Since the 1920s there are now 11 locations where the “Buddy Poppies” are made by disabled and needy veterans. Some 14 million “Buddy Poppies” are distributed each year in the United States.
Natural history and biologyof the Red Poppy
(Taken in entirety from Wikipedia)
Papaver rhoeas (common names include common poppy, corn poppy, corn rose, field poppy, Flanders poppy, red poppy, red weed, coquelicot, and, due to its odour, which is said to cause them, as headache and headwark) is a herbaceous species of flowering plant in the poppy family, Papaveraceae. This poppy is notable as an agricultural weed (hence the “corn” and “field”).
Before the advent of herbicides, P. rhoeas sometimes was so abundant in agricultural fields that it could be mistaken for a crop. However the only species of Papaveraceae grown as a field crop on a large scale is Papaver somniferum, the opium poppy.
The origin of the Red Poppy plant is not known for certain. As with many such plants, the area of origin is often ascribed by Americans to Europe, and by northern Europeans to southern Europe. Its native range includes West Asia, North Africa and Europe. It is known to have been associated with agriculture in the Old World since early times and has had an old symbolism and association with agricultural fertility. It has most of the characteristics of a successful weed of agriculture. These include an annual lifecycle that fits into that of most cereals, a tolerance of simple weed control methods, the ability to flower and seed itself before the crop is harvested, and the ability to form a long-lived seed bank. The leaves and latex have an acrid taste and are mildly poisonous to grazing animals.
A sterile hybrid with Papaver dubium is known, P. x hungaricum, that is intermediate in all characters with P. rhoeas.
Cultural usage of the Red Poppy
(Taken in entirety from Wikipedia with addition of two asterisked sentences)
United States commemorative stamp depicting Moina Michael and corn poppies
Due to the extent of ground disturbance in warfare during World War I, corn poppies bloomed in between the trench lines and in no man’s lands on the Western Front. Poppies are a prominent feature of “In Flanders Fields” by Canadian Lieutenant Colonel John McCrae, one of the most frequently quoted English-language poems composed during the First World War. It is also mentioned in one of Eric Bogle’s excellent anti-war songs, In No-Man’s Land (also known as The Green Fields of France), which has become a standard in the Irish folk-singing repertoire and part of which is being employed to opposite effect by the Royal Legion through the singing of Joss Stone.* 1
During the 20th century, the wearing of a poppy at and before Remembrance Day each year became an established custom in most western countries. It is also used at some other dates in some countries, such as at appeals for Anzac Day in Australia and New Zealand.
This poppy appears on a number of postage stamps, coins, banknotes, and national flags, including:
The common or corn poppy was voted the county flower of Essex and Norfolk in 2002 following a poll by the wild plant conservation charity Plantlife.
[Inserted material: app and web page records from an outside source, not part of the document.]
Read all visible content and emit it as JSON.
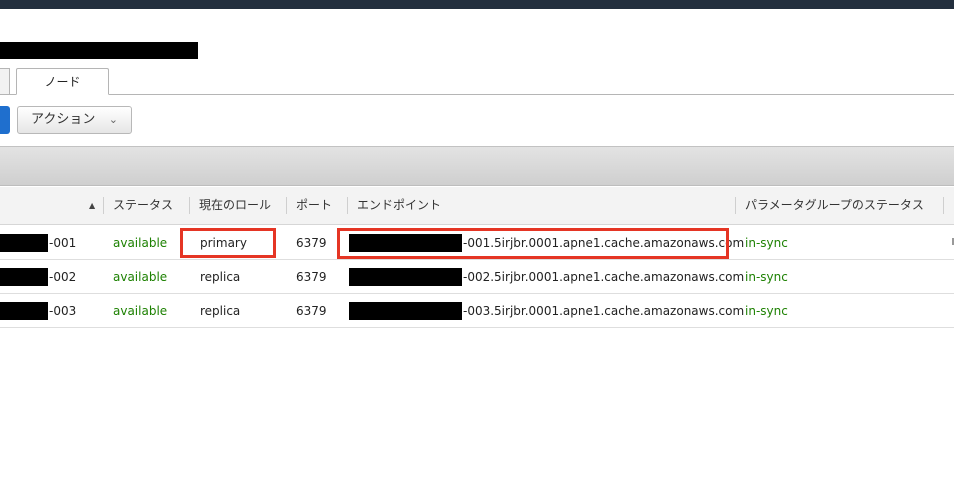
{
  "tabs": {
    "active_label": "ノード"
  },
  "toolbar": {
    "action_label": "アクション"
  },
  "table": {
    "columns": [
      "ステータス",
      "現在のロール",
      "ポート",
      "エンドポイント",
      "パラメータグループのステータス"
    ],
    "rows": [
      {
        "name_suffix": "-001",
        "status": "available",
        "role": "primary",
        "port": "6379",
        "endpoint_suffix": "-001.5irjbr.0001.apne1.cache.amazonaws.com",
        "param_status": "in-sync"
      },
      {
        "name_suffix": "-002",
        "status": "available",
        "role": "replica",
        "port": "6379",
        "endpoint_suffix": "-002.5irjbr.0001.apne1.cache.amazonaws.com",
        "param_status": "in-sync"
      },
      {
        "name_suffix": "-003",
        "status": "available",
        "role": "replica",
        "port": "6379",
        "endpoint_suffix": "-003.5irjbr.0001.apne1.cache.amazonaws.com",
        "param_status": "in-sync"
      }
    ]
  },
  "icons": {
    "sort": "sort-ascending-icon",
    "dropdown": "chevron-down-icon"
  },
  "colors": {
    "status_green": "#1d8102",
    "highlight_red": "#e53524",
    "primary_button_blue": "#1f6fce",
    "top_bar": "#232f3e"
  }
}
By what seems a strange coincidence, the red poppy has been a symbol of martyrdom and/or love in a number of older cultures.*
In Persian literature, red poppies, especially red corn poppy flowers, are considered the flower of love. They are often called the eternal lover flower. In classic and modern Persian poems, the poppy is a symbol of people who died for love (Persian: راه عشق).
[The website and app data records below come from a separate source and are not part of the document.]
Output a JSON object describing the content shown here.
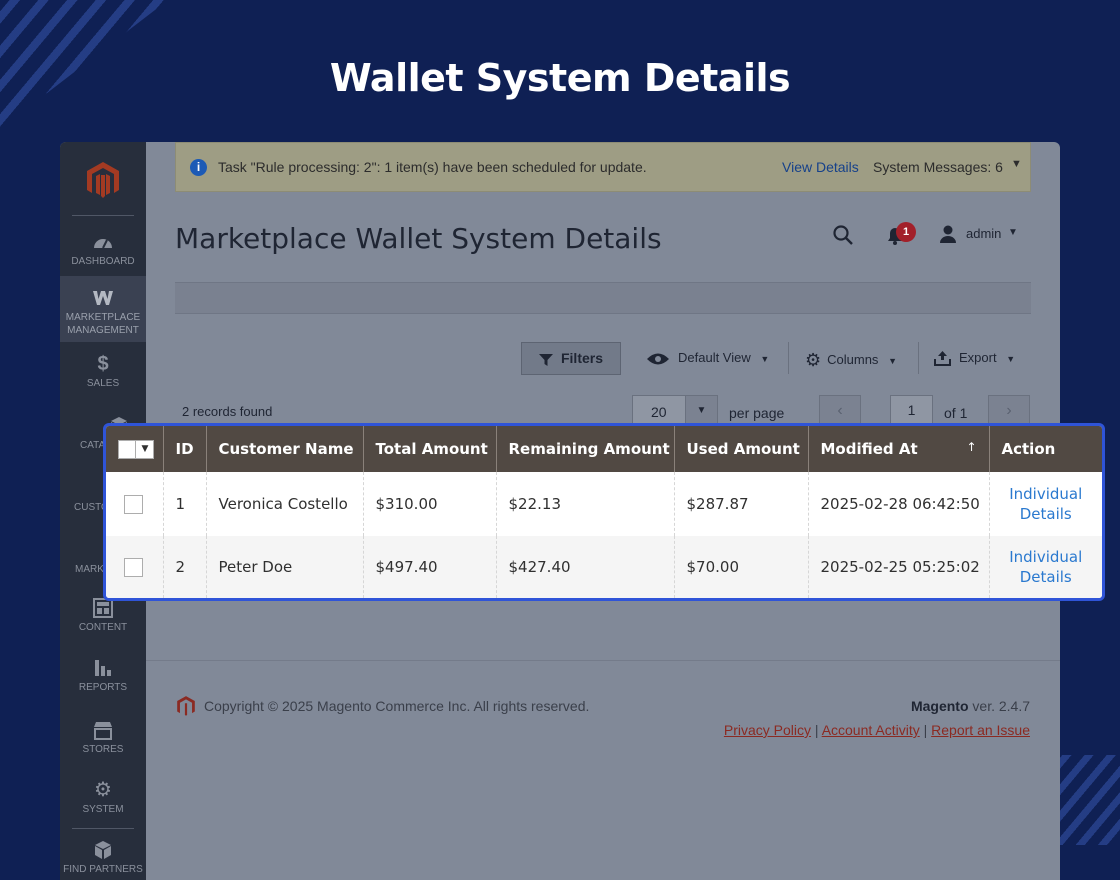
{
  "banner": {
    "title": "Wallet System Details"
  },
  "sidebar": {
    "items": [
      {
        "label": "DASHBOARD",
        "icon": "dashboard-icon"
      },
      {
        "label": "MARKETPLACE MANAGEMENT",
        "icon": "marketplace-icon"
      },
      {
        "label": "SALES",
        "icon": "dollar-icon"
      },
      {
        "label": "CATA",
        "icon": "catalog-icon"
      },
      {
        "label": "CUSTO",
        "icon": "customers-icon"
      },
      {
        "label": "MARK",
        "icon": "marketing-icon"
      },
      {
        "label": "CONTENT",
        "icon": "content-icon"
      },
      {
        "label": "REPORTS",
        "icon": "reports-icon"
      },
      {
        "label": "STORES",
        "icon": "stores-icon"
      },
      {
        "label": "SYSTEM",
        "icon": "gear-icon"
      },
      {
        "label": "FIND PARTNERS",
        "icon": "partners-icon"
      }
    ]
  },
  "system_message": {
    "text": "Task \"Rule processing: 2\": 1 item(s) have been scheduled for update.",
    "view_details": "View Details",
    "system_messages": "System Messages: 6"
  },
  "header": {
    "page_title": "Marketplace Wallet System Details",
    "notification_count": "1",
    "user": "admin"
  },
  "toolbar": {
    "filters": "Filters",
    "default_view": "Default View",
    "columns": "Columns",
    "export": "Export"
  },
  "pager": {
    "records": "2 records found",
    "per_page_value": "20",
    "per_page_label": "per page",
    "page": "1",
    "of_label": "of 1"
  },
  "grid": {
    "columns": [
      "ID",
      "Customer Name",
      "Total Amount",
      "Remaining Amount",
      "Used Amount",
      "Modified At",
      "Action"
    ],
    "sort_indicator": "↑",
    "rows": [
      {
        "id": "1",
        "name": "Veronica Costello",
        "total": "$310.00",
        "remaining": "$22.13",
        "used": "$287.87",
        "modified": "2025-02-28 06:42:50",
        "action": "Individual Details"
      },
      {
        "id": "2",
        "name": "Peter Doe",
        "total": "$497.40",
        "remaining": "$427.40",
        "used": "$70.00",
        "modified": "2025-02-25 05:25:02",
        "action": "Individual Details"
      }
    ]
  },
  "footer": {
    "copyright": "Copyright © 2025 Magento Commerce Inc. All rights reserved.",
    "brand": "Magento",
    "version": "ver. 2.4.7",
    "links": [
      "Privacy Policy",
      "Account Activity",
      "Report an Issue"
    ]
  },
  "colors": {
    "background": "#0f2054",
    "grid_header": "#514943",
    "highlight_border": "#2f54d8",
    "link": "#2a79cf"
  }
}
Many poems interchange ‘poppy’ and ‘tulip’ (Persian: لاله).
[I] was asking the wind in the field of tulips during the sunrise: whose martyrs are these bloody shrouded?
[The wind] replied: Hafez, you and I are not capable of this secret, sing about red wine and sweet lips.
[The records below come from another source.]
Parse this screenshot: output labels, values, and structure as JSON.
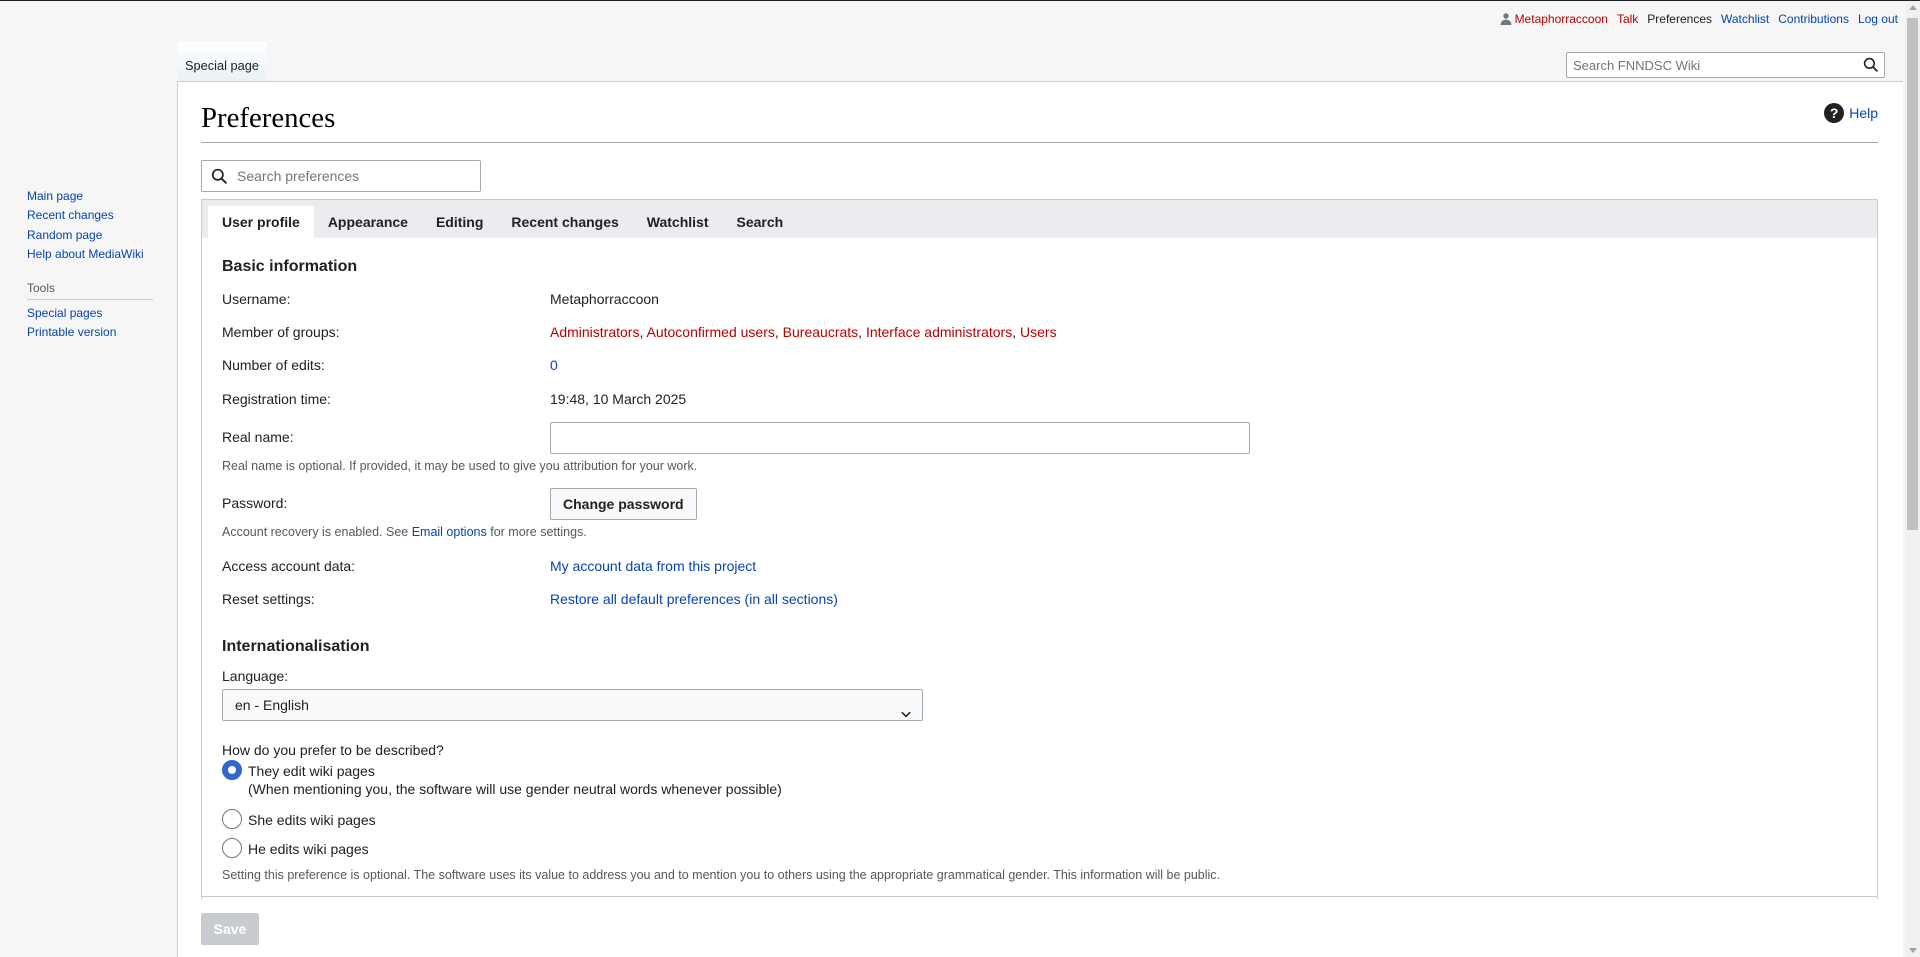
{
  "personal": {
    "username": "Metaphorraccoon",
    "talk": "Talk",
    "preferences": "Preferences",
    "watchlist": "Watchlist",
    "contributions": "Contributions",
    "logout": "Log out"
  },
  "sidebar": {
    "nav": [
      "Main page",
      "Recent changes",
      "Random page",
      "Help about MediaWiki"
    ],
    "tools_heading": "Tools",
    "tools": [
      "Special pages",
      "Printable version"
    ]
  },
  "head": {
    "tab": "Special page",
    "search_placeholder": "Search FNNDSC Wiki"
  },
  "page": {
    "title": "Preferences",
    "help": "Help",
    "pref_search_placeholder": "Search preferences"
  },
  "tabs": [
    "User profile",
    "Appearance",
    "Editing",
    "Recent changes",
    "Watchlist",
    "Search"
  ],
  "basic": {
    "heading": "Basic information",
    "username_label": "Username:",
    "username_value": "Metaphorraccoon",
    "groups_label": "Member of groups:",
    "groups": [
      "Administrators",
      "Autoconfirmed users",
      "Bureaucrats",
      "Interface administrators",
      "Users"
    ],
    "edits_label": "Number of edits:",
    "edits_value": "0",
    "reg_label": "Registration time:",
    "reg_value": "19:48, 10 March 2025",
    "realname_label": "Real name:",
    "realname_value": "",
    "realname_help": "Real name is optional. If provided, it may be used to give you attribution for your work.",
    "password_label": "Password:",
    "change_password": "Change password",
    "recovery_pre": "Account recovery is enabled. See ",
    "recovery_link": "Email options",
    "recovery_post": " for more settings.",
    "access_label": "Access account data:",
    "access_link": "My account data from this project",
    "reset_label": "Reset settings:",
    "reset_link": "Restore all default preferences (in all sections)"
  },
  "i18n": {
    "heading": "Internationalisation",
    "language_label": "Language:",
    "language_value": "en - English",
    "gender_question": "How do you prefer to be described?",
    "gender_neutral": "They edit wiki pages",
    "gender_neutral_note": "(When mentioning you, the software will use gender neutral words whenever possible)",
    "gender_female": "She edits wiki pages",
    "gender_male": "He edits wiki pages",
    "gender_help": "Setting this preference is optional. The software uses its value to address you and to mention you to others using the appropriate grammatical gender. This information will be public."
  },
  "save": "Save",
  "colors": {
    "link": "#0645ad",
    "redlink": "#ba0000",
    "accent": "#3366cc"
  }
}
In Urdu literature, red poppies, or “Gul-e-Lalah”, are often a symbol of martyrdom, and sometimes of love.
Red Poppy: The commonly-grown decorative Shirley Poppy is a cultivar of this plant.
P. rhoeas contains the alkaloid rhoeadine which is a mild sedative.